Bomber Kills 6 Outside Pakistan Military Complex

Militant attacks have been on the rise in Pakistan since the military began a major offensive targeting the Taliban in South Waziristan.

On Thursday a U.N. peacekeeper was shot to death in his army vehicle by two assailants on a motorcycle, while the man was on home leave in Pakistan.

U.N. Secretary-General Ban Ki-moon released a statement extending his “heartfelt condolences” to the family of Brigadier General Ahmed Moinuddin,

Moinuddin had been a member of the U.N. peacekeeping force in Sudan for the past five months.

No group has claimed responsibility for the assault, but the chief of the Islamabad police blamed Taliban extremists. He said authorities are pursuing the attackers.

Also Thursday, police in Islamabad arrested a man wearing a jacket containing explosives on a passenger bus. A bomb squad removed the jacket without injury. Authorities are investigating whether the man was planning a suicide attack or delivering the jacket to someone else.

Taliban militants have launched a wave of attacks in recent weeks, hitting police centers, the army’s headquarters, a United Nations office and an Islamic university. Schools across the country have been ordered closed until Sunday because of security fears.

Pakistani government forces launched their offensive in the Taliban stronghold of South Waziristan five days ago. Forces are targeting an area considered to be the base of Pakistani Taliban leader Hakimullah Mehsud.

The army reports at least 129 militants and 18 soldiers have been killed since the ground operation was launched Saturday.

There is no independent confirmation of the tolls, as the region is closed to outsiders and no journalists are traveling with Pakistani troops.

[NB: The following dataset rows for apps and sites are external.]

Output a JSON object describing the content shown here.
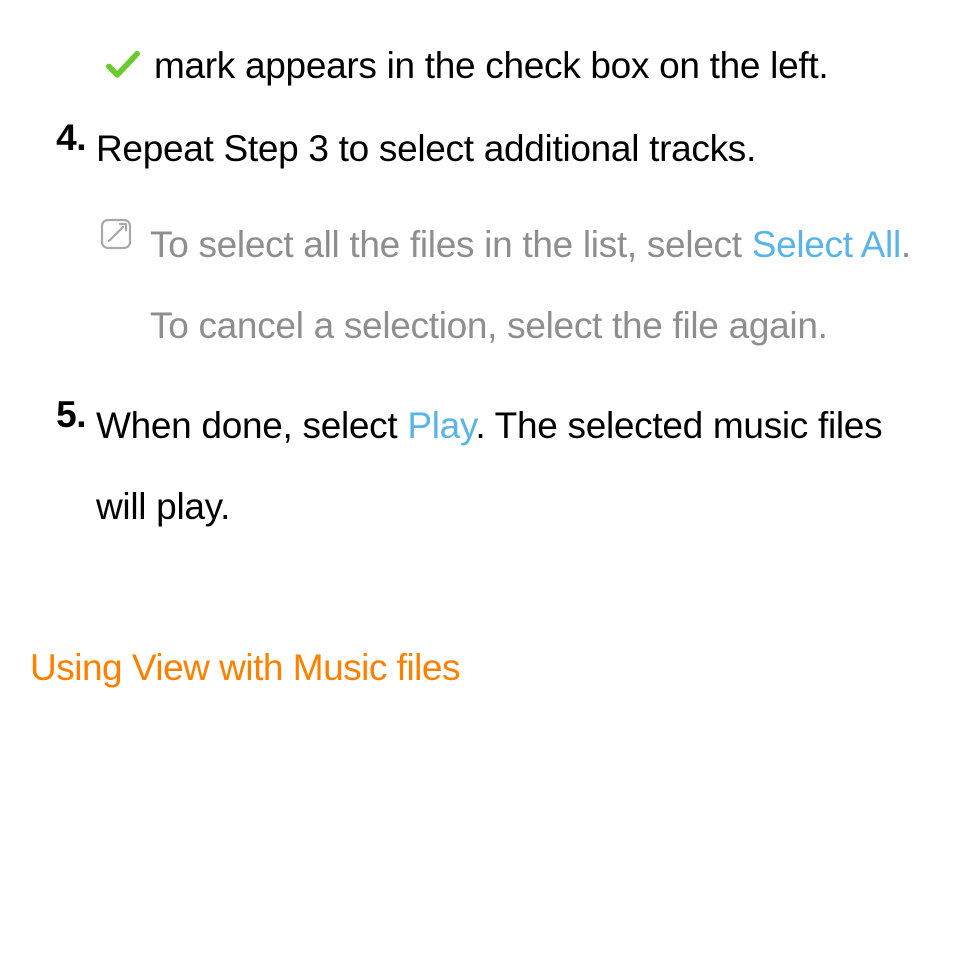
{
  "colors": {
    "highlight_blue": "#58b4e9",
    "heading_orange": "#ff7f00",
    "note_gray": "#8e8e8e",
    "check_green": "#6bcb2b"
  },
  "step3_continuation": {
    "after_check": " mark appears in the check box on the left."
  },
  "step4": {
    "num": "4.",
    "text": "Repeat Step 3 to select additional tracks."
  },
  "note": {
    "pre": "To select all the files in the list, select ",
    "hl": "Select All",
    "post": ". To cancel a selection, select the file again."
  },
  "step5": {
    "num": "5.",
    "pre": "When done, select ",
    "hl": "Play",
    "post": ". The selected music files will play."
  },
  "heading": "Using View with Music files"
}
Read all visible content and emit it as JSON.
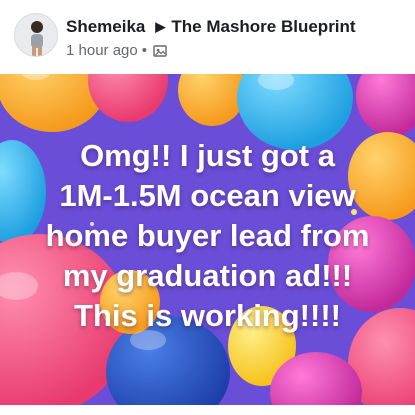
{
  "post": {
    "author": "Shemeika",
    "group": "The Mashore Blueprint",
    "timestamp": "1 hour ago",
    "separator": "•",
    "privacy_icon": "album-icon"
  },
  "image": {
    "caption_lines": [
      "Omg!! I just got a",
      "1M-1.5M ocean view",
      "home buyer lead from",
      "my graduation ad!!!",
      "This  is working!!!!"
    ]
  },
  "colors": {
    "author_text": "#1c1e21",
    "meta_text": "#65676b",
    "caption_text": "#ffffff",
    "background": "#6b4ad6"
  }
}
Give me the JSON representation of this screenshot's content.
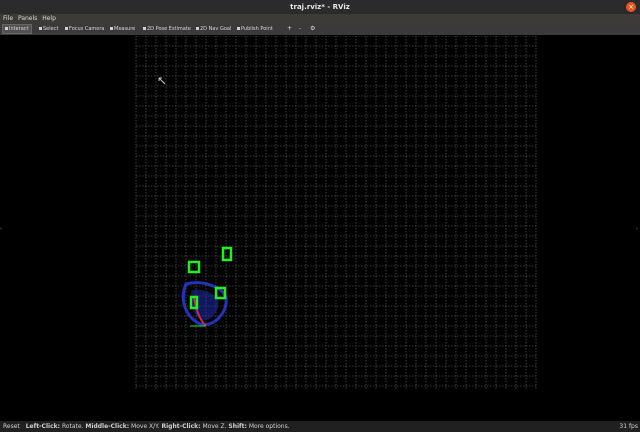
{
  "window": {
    "title": "traj.rviz* - RViz",
    "close_glyph": "×"
  },
  "menu": {
    "items": [
      "File",
      "Panels",
      "Help"
    ]
  },
  "toolbar": {
    "tools": [
      {
        "label": "Interact",
        "icon": "interact-icon",
        "active": true
      },
      {
        "label": "Select",
        "icon": "select-icon",
        "active": false
      },
      {
        "label": "Focus Camera",
        "icon": "focus-camera-icon",
        "active": false
      },
      {
        "label": "Measure",
        "icon": "measure-icon",
        "active": false
      },
      {
        "label": "2D Pose Estimate",
        "icon": "pose-estimate-icon",
        "active": false
      },
      {
        "label": "2D Nav Goal",
        "icon": "nav-goal-icon",
        "active": false
      },
      {
        "label": "Publish Point",
        "icon": "publish-point-icon",
        "active": false
      }
    ],
    "extra_icons": [
      "add-tool-icon",
      "remove-tool-icon",
      "tool-properties-icon"
    ]
  },
  "status": {
    "reset": "Reset",
    "left_click_key": "Left-Click:",
    "left_click_action": "Rotate.",
    "middle_click_key": "Middle-Click:",
    "middle_click_action": "Move X/Y.",
    "right_click_key": "Right-Click:",
    "right_click_action": "Move Z.",
    "shift_key": "Shift:",
    "shift_action": "More options.",
    "fps": "31 fps"
  },
  "colors": {
    "grid": "#6f6f6f",
    "marker_green": "#22ee22",
    "trajectory_blue": "#2a3bd8",
    "trajectory_red": "#c0304a",
    "background": "#000000"
  }
}
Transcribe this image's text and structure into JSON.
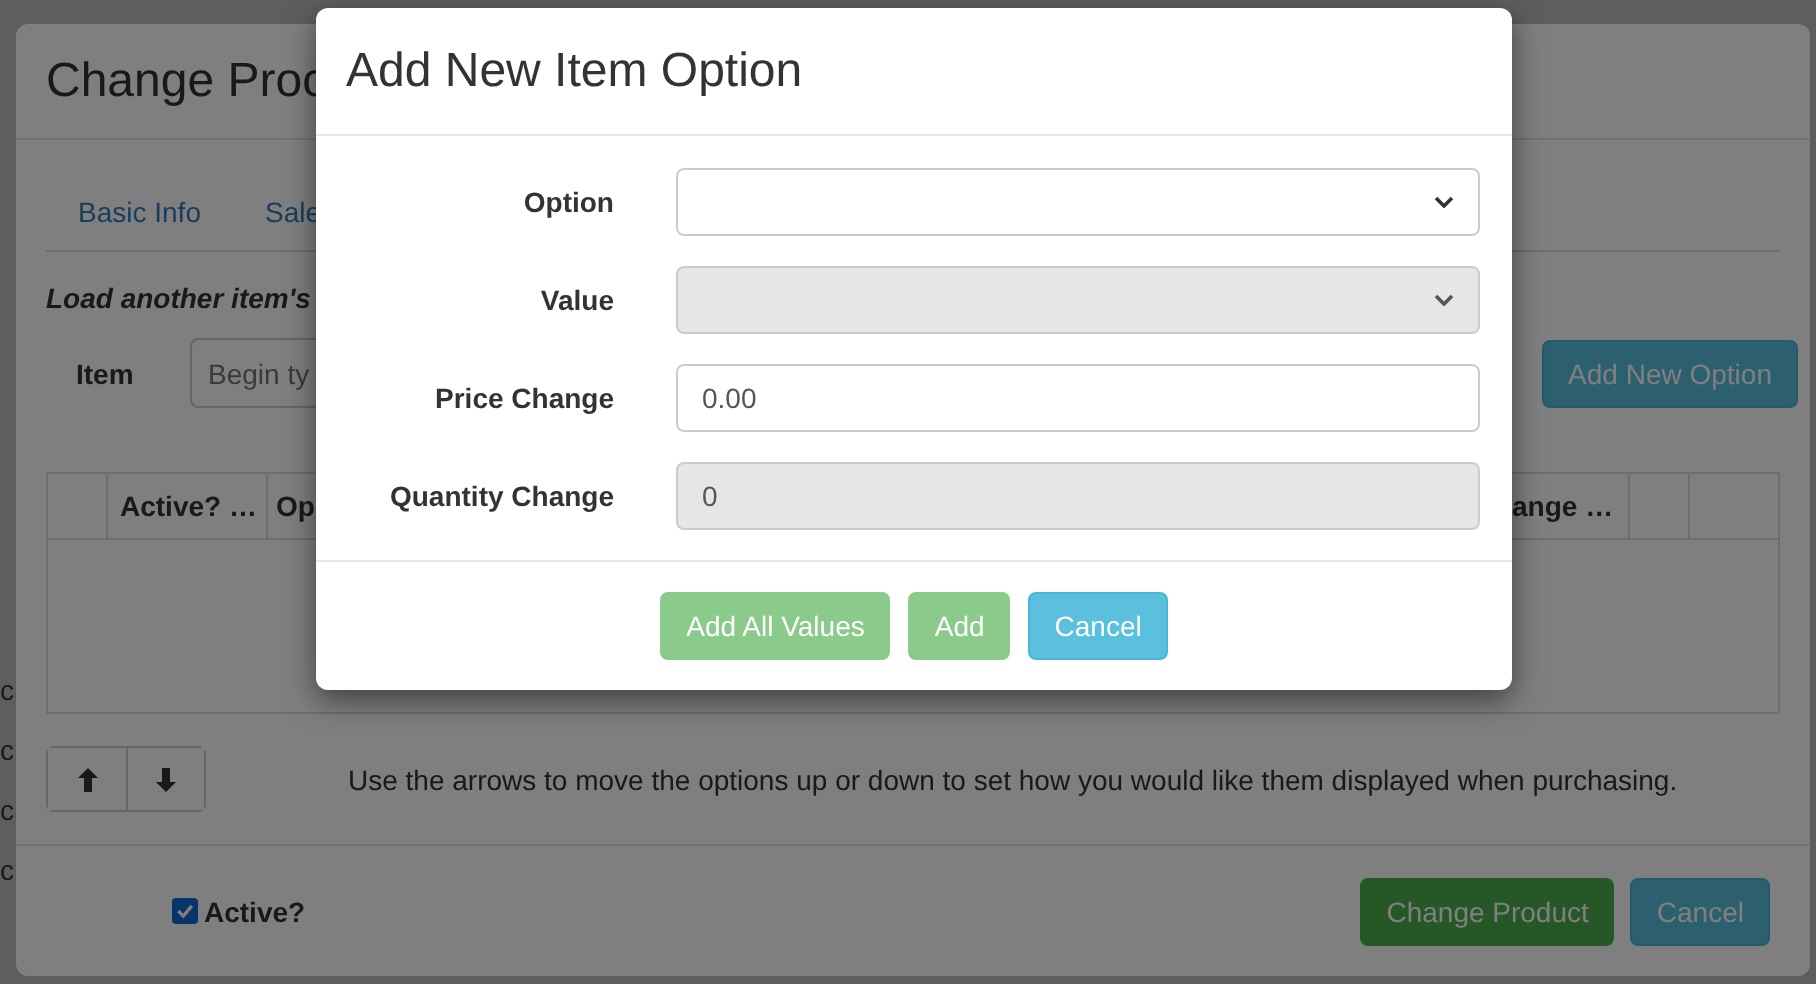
{
  "background_fragments": [
    "c",
    "c",
    "c",
    "c"
  ],
  "dialog": {
    "title": "Change Proc",
    "tabs": [
      {
        "label": "Basic Info",
        "selected": false
      },
      {
        "label": "Sale",
        "selected": false
      }
    ],
    "load_heading": "Load another item's",
    "item_label": "Item",
    "item_placeholder": "Begin ty",
    "add_option_button": "Add New Option",
    "table": {
      "columns": [
        {
          "label": "Active? …"
        },
        {
          "label": "Op"
        },
        {
          "label": "ange …"
        }
      ]
    },
    "help_text": "Use the arrows to move the options up or down to set how you would like them displayed when purchasing.",
    "active_checkbox": {
      "label": "Active?",
      "checked": true
    },
    "footer_buttons": [
      {
        "label": "Change Product",
        "kind": "success"
      },
      {
        "label": "Cancel",
        "kind": "info"
      }
    ]
  },
  "popup": {
    "title": "Add New Item Option",
    "fields": [
      {
        "label": "Option",
        "kind": "select",
        "disabled": false
      },
      {
        "label": "Value",
        "kind": "select",
        "disabled": true
      },
      {
        "label": "Price Change",
        "kind": "text",
        "value": "0.00",
        "disabled": false
      },
      {
        "label": "Quantity Change",
        "kind": "text",
        "value": "0",
        "disabled": true
      }
    ],
    "buttons": [
      {
        "label": "Add All Values",
        "kind": "success",
        "disabled": true
      },
      {
        "label": "Add",
        "kind": "success",
        "disabled": true
      },
      {
        "label": "Cancel",
        "kind": "info",
        "disabled": false
      }
    ]
  }
}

Pakistani army commanders say 30,000 troops are battling about 10,000 militants in South Waziristan. They expect the offensive to last six to eight weeks, before winter weather makes fighting difficult.